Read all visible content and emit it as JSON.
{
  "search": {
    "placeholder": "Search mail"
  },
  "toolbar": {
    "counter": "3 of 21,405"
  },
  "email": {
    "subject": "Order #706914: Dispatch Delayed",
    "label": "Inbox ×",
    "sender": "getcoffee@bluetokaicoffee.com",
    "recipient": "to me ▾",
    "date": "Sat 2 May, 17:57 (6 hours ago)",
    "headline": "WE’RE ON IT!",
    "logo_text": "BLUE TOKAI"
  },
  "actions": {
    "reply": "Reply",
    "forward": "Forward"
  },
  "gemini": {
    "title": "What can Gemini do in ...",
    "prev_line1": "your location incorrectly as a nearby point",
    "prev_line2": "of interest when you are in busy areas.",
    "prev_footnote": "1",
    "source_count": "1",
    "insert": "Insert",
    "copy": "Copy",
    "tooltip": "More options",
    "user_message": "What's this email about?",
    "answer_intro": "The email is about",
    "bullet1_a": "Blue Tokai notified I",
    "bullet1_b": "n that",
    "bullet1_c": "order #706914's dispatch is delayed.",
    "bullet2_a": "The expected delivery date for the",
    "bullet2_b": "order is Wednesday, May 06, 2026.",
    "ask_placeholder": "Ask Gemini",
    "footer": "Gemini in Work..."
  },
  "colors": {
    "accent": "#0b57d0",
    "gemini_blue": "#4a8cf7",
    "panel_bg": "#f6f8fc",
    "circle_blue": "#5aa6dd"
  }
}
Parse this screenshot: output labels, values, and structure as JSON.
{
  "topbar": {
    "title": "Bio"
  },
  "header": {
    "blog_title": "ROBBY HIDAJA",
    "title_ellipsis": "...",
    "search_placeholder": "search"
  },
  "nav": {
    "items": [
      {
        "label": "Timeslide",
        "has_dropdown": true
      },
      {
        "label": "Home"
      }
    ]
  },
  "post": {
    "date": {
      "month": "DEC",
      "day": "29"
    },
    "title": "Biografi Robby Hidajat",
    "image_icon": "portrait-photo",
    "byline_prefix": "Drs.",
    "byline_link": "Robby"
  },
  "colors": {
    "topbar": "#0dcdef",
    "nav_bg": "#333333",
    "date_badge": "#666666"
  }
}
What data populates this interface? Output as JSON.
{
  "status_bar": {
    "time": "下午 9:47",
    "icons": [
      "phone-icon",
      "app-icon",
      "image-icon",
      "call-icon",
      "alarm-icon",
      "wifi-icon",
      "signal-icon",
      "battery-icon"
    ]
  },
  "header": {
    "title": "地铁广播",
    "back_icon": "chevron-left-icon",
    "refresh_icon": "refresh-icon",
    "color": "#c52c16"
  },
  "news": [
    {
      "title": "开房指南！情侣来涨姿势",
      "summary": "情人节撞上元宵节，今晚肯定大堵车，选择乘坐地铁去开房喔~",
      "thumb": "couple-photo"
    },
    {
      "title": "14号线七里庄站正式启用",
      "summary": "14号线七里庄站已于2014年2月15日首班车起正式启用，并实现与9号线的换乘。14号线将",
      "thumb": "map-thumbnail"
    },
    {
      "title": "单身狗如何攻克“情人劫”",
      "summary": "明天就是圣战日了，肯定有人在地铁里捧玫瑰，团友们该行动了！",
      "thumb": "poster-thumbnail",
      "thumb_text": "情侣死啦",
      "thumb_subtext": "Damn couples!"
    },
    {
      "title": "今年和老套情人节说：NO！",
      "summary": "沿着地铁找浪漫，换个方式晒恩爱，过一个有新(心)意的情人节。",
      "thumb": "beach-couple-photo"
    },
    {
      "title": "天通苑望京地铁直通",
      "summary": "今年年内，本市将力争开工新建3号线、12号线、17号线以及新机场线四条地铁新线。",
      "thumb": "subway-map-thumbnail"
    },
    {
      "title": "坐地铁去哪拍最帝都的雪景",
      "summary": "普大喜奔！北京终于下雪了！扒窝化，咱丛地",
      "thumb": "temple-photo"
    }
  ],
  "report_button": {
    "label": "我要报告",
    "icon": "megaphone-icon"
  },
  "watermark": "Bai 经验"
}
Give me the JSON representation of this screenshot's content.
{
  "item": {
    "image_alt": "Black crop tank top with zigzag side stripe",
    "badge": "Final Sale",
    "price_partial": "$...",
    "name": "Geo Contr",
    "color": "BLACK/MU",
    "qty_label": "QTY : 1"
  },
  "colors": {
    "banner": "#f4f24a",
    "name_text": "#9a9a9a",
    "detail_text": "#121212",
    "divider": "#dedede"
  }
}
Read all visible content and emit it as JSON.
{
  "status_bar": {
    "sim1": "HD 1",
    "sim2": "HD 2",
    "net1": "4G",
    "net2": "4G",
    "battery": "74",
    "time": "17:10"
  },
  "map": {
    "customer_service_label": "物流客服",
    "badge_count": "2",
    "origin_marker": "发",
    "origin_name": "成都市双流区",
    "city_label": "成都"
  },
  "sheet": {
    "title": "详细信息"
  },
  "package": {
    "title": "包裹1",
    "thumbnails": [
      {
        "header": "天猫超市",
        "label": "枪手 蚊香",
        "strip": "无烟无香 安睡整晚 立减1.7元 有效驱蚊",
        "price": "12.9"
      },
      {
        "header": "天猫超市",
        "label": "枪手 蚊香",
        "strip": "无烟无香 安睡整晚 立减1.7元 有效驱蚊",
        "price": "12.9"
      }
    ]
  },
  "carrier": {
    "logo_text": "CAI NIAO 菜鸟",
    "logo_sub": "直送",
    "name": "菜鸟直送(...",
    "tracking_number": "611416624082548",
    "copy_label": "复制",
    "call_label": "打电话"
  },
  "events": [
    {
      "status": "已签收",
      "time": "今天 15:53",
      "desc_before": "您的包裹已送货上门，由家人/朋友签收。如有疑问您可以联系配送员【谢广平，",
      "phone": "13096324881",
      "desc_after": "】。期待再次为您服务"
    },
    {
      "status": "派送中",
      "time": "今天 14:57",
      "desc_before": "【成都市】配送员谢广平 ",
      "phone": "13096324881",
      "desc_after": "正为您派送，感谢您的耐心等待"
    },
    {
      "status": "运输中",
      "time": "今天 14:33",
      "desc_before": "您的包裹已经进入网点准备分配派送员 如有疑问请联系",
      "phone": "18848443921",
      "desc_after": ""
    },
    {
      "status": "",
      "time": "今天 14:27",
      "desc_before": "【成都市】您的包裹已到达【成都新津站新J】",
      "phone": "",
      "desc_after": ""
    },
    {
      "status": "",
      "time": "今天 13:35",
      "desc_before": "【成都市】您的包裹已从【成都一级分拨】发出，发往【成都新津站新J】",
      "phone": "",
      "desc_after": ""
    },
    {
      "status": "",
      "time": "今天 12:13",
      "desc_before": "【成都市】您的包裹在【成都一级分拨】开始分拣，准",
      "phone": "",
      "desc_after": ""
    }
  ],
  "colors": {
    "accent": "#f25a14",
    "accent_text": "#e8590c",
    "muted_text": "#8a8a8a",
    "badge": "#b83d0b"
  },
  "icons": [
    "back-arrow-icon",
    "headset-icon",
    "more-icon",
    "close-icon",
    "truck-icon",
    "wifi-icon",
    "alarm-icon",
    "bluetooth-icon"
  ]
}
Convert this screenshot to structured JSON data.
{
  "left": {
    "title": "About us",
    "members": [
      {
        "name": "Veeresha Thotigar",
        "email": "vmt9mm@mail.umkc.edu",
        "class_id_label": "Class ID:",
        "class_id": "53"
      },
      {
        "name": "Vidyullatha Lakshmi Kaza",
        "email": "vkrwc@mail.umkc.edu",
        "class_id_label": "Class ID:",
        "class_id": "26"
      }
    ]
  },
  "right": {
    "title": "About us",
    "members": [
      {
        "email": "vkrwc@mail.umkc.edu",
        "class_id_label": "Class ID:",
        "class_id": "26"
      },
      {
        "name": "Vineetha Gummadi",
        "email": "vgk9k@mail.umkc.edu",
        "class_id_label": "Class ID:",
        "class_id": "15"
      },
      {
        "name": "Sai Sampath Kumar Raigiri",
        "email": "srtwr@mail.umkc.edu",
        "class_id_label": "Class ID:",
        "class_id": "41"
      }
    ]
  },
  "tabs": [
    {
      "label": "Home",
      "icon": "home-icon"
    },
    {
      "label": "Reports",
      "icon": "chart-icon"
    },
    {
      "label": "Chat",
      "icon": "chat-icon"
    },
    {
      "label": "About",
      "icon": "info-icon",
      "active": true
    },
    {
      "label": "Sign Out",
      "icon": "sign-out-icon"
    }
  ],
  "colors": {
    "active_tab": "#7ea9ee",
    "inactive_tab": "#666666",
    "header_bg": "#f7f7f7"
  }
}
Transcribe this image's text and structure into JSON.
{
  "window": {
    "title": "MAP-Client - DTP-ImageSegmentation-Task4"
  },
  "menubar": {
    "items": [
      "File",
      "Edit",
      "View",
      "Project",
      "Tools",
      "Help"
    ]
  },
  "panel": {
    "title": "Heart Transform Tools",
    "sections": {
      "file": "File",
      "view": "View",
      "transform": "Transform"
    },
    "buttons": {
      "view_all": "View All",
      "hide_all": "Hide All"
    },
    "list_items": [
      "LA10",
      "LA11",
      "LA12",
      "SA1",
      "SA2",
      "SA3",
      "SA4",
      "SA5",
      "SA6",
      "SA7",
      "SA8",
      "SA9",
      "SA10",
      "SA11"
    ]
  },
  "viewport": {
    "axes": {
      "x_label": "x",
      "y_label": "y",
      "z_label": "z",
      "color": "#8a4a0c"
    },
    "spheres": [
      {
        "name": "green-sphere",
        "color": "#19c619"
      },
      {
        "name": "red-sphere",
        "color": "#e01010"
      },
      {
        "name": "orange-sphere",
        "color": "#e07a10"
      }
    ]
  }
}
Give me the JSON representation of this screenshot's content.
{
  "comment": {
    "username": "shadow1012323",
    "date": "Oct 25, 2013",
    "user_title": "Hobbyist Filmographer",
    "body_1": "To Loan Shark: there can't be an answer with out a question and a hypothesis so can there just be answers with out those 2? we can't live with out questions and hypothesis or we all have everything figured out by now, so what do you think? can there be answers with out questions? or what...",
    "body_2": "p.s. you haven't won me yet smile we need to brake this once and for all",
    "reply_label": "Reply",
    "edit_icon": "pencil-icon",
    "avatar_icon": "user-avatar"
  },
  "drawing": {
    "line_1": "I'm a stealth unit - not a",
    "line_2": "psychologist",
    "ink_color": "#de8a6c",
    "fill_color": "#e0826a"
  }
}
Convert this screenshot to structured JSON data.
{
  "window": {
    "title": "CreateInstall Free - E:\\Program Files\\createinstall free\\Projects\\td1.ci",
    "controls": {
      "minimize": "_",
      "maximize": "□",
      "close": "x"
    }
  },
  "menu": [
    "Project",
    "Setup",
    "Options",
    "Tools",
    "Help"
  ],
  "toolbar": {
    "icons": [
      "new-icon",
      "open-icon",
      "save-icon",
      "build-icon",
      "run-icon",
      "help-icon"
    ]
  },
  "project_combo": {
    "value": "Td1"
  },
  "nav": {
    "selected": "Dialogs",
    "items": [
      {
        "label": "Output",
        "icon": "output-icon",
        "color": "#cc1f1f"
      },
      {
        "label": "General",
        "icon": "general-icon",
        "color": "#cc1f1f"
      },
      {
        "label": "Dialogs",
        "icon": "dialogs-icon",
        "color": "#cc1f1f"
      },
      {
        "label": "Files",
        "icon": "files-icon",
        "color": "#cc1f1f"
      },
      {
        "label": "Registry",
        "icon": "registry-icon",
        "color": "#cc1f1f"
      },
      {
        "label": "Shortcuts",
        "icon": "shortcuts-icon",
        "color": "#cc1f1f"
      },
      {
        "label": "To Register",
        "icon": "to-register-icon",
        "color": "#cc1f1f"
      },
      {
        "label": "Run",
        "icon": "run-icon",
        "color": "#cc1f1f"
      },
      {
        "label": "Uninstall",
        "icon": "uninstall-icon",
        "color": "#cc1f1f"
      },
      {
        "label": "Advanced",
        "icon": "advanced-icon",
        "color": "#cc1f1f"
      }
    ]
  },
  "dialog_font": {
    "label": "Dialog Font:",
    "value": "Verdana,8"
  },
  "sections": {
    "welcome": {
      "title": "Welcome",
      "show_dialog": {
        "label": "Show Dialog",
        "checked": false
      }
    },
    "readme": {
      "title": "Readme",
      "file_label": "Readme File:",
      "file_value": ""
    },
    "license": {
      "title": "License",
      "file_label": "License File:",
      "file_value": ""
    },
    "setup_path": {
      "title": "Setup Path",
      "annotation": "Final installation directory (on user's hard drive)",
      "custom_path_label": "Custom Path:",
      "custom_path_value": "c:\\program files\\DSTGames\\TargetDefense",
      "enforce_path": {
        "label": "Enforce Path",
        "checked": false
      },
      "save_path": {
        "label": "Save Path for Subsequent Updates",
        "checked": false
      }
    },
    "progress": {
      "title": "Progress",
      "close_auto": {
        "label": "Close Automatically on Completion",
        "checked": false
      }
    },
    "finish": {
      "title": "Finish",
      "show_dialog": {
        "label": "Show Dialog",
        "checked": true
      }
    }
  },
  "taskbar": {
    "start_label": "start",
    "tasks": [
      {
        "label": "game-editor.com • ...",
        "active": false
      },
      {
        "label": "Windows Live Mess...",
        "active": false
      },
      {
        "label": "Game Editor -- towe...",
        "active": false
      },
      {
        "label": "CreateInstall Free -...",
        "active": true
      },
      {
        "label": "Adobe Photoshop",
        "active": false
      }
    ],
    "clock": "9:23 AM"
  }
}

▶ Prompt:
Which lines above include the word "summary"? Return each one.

▶ Answer to the problem:
      "summary": "情人节撞上元宵节，今晚肯定大堵车，选择乘坐地铁去开房喔~",
      "summary": "14号线七里庄站已于2014年2月15日首班车起正式启用，并实现与9号线的换乘。14号线将",
      "summary": "明天就是圣战日了，肯定有人在地铁里捧玫瑰，团友们该行动了！",
      "summary": "沿着地铁找浪漫，换个方式晒恩爱，过一个有新(心)意的情人节。",
      "summary": "今年年内，本市将力争开工新建3号线、12号线、17号线以及新机场线四条地铁新线。",
      "summary": "普大喜奔！北京终于下雪了！扒窝化，咱丛地",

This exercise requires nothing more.